So often, we get used to convenience, and if you’re looking for plants, that could mean looking no further than your local Home Depot.  But there really is so much out there.  If you haven’t explored some of those hidden nurseries in your area, even if they are a drive away, give them a try.  Catalogs are also a great way to get variety, but there is nothing like wandering through a nursery to get your creative juices pumping!  I know it was a great experience this summer for me, and I plan to keep it up in the future!

Saving the Garden from the Snow…and Ice!

It’s been a rough week in the Philadelphia area.  We started with I think 8 or so inches of snow on Monday, then we got serious ice on Wednesday.  There have been tons of people with fallen trees, downed power lines, and no electricity.  Luckily, I’ve had power, and haven’t had to go anywhere!  But, one of the things I did need to do was brave the snow and ice to save some of my trees.

Snow Crushing TreeWhen the snow comes down like it did on Monday, wet and packable, it can be absolutely beautiful.  It sticks to the trees and makes everything look magical.  But that heavy snow can do serious damage to your trees and plants.  The weight of the snow crushes the branches, breaking, or sometimes permanently damaging, the plant.  Thankfully, you can take some steps to deal with the snow, and that’s just what I did this week, before the ice came.

Once the snow stopped, and I saw how badly the trees were crushed, I went outside with my trusty broom and tried to get as much snow off as possible.  It’s really a pretty easy job…usually.  You just start by brushing off as much as you can from the tree.  Sometimes, that’s enough for the branches to bounce back into shape.  But, with the snow we had, I had to take it a step further.  I had to shake some of the branches, pushing theClearedm around to try and get the snow to fall.  Unfortunately, the best leverage is usually under the tree, where you get rained on, or snowed on in this case, coming out soaking wet. And trust me, you won’t need to go to the gym afterwards, it’s great cardio! 🙂

Getting that snow off as quickly as possible can save the trees and plants.  The extra weight very easily breaks tender branches.  And, even if the branches aren’t broken, they can be damaged, sometimes even permanently bent one way or another.  The faster you can get the weight off so they can return to normal, the more likely you can save the shape, and also the more likely the branches won’t break.  The branches may need to be cut eventually if they are stuck a certain way, and the tree may also need a severe prune, or worse.  But save that for later, after the tree has had a chance to try and bounce back.  Then you can assess the damages.

ClearedSo the next time you get a snow storm, unfortunately you may need to venture out for a little while.  But, in the spring, when the garden looks great and you’ve forgotten about the snow, it will be all worth it.

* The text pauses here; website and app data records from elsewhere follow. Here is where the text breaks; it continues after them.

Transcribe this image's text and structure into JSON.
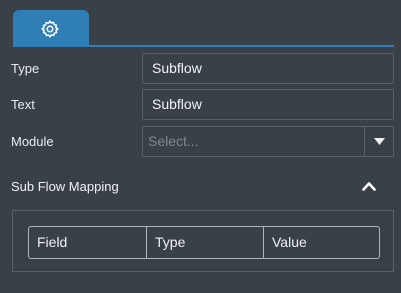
{
  "tabs": [
    {
      "icon": "gear-icon",
      "active": true
    }
  ],
  "colors": {
    "accent": "#2f7fb6",
    "background": "#3a4048",
    "border": "#59616b"
  },
  "fields": {
    "type": {
      "label": "Type",
      "value": "Subflow"
    },
    "text": {
      "label": "Text",
      "value": "Subflow"
    },
    "module": {
      "label": "Module",
      "placeholder": "Select..."
    }
  },
  "section": {
    "title": "Sub Flow Mapping",
    "collapse_icon": "chevron-up-icon"
  },
  "mapping_table": {
    "columns": [
      "Field",
      "Type",
      "Value"
    ]
  }
}
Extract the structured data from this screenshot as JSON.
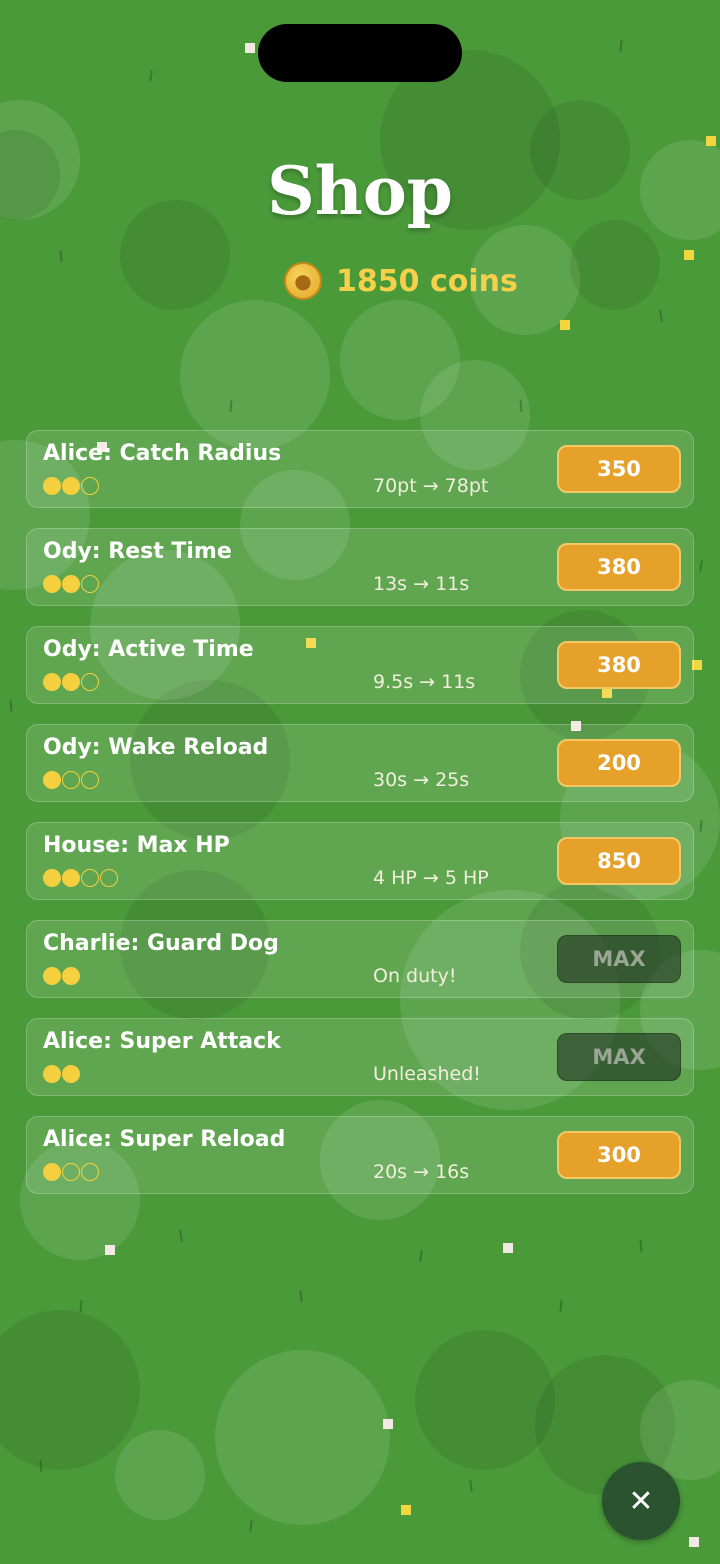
{
  "screen": {
    "title": "Shop",
    "coins_label": "1850 coins",
    "coin_icon": "paw-coin-icon",
    "close_icon": "close-icon"
  },
  "colors": {
    "grass": "#4a9a3a",
    "button": "#e6a12a",
    "max_button": "#2f4a30",
    "coin_text": "#f5d04a",
    "dot": "#f4cf3e"
  },
  "upgrades": [
    {
      "name": "Alice: Catch Radius",
      "level": 2,
      "max_level": 3,
      "effect": "70pt → 78pt",
      "button": "350",
      "maxed": false
    },
    {
      "name": "Ody: Rest Time",
      "level": 2,
      "max_level": 3,
      "effect": "13s → 11s",
      "button": "380",
      "maxed": false
    },
    {
      "name": "Ody: Active Time",
      "level": 2,
      "max_level": 3,
      "effect": "9.5s → 11s",
      "button": "380",
      "maxed": false
    },
    {
      "name": "Ody: Wake Reload",
      "level": 1,
      "max_level": 3,
      "effect": "30s → 25s",
      "button": "200",
      "maxed": false
    },
    {
      "name": "House: Max HP",
      "level": 2,
      "max_level": 4,
      "effect": "4 HP → 5 HP",
      "button": "850",
      "maxed": false
    },
    {
      "name": "Charlie: Guard Dog",
      "level": 2,
      "max_level": 2,
      "effect": "On duty!",
      "button": "MAX",
      "maxed": true
    },
    {
      "name": "Alice: Super Attack",
      "level": 2,
      "max_level": 2,
      "effect": "Unleashed!",
      "button": "MAX",
      "maxed": true
    },
    {
      "name": "Alice: Super Reload",
      "level": 1,
      "max_level": 3,
      "effect": "20s → 16s",
      "button": "300",
      "maxed": false
    }
  ]
}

If you experienced storms in your area, I hope you were safe this week, and this winter for that matter!  It’s been a cold and snowy one!  I love the snow, but….when is it spring?!?!?!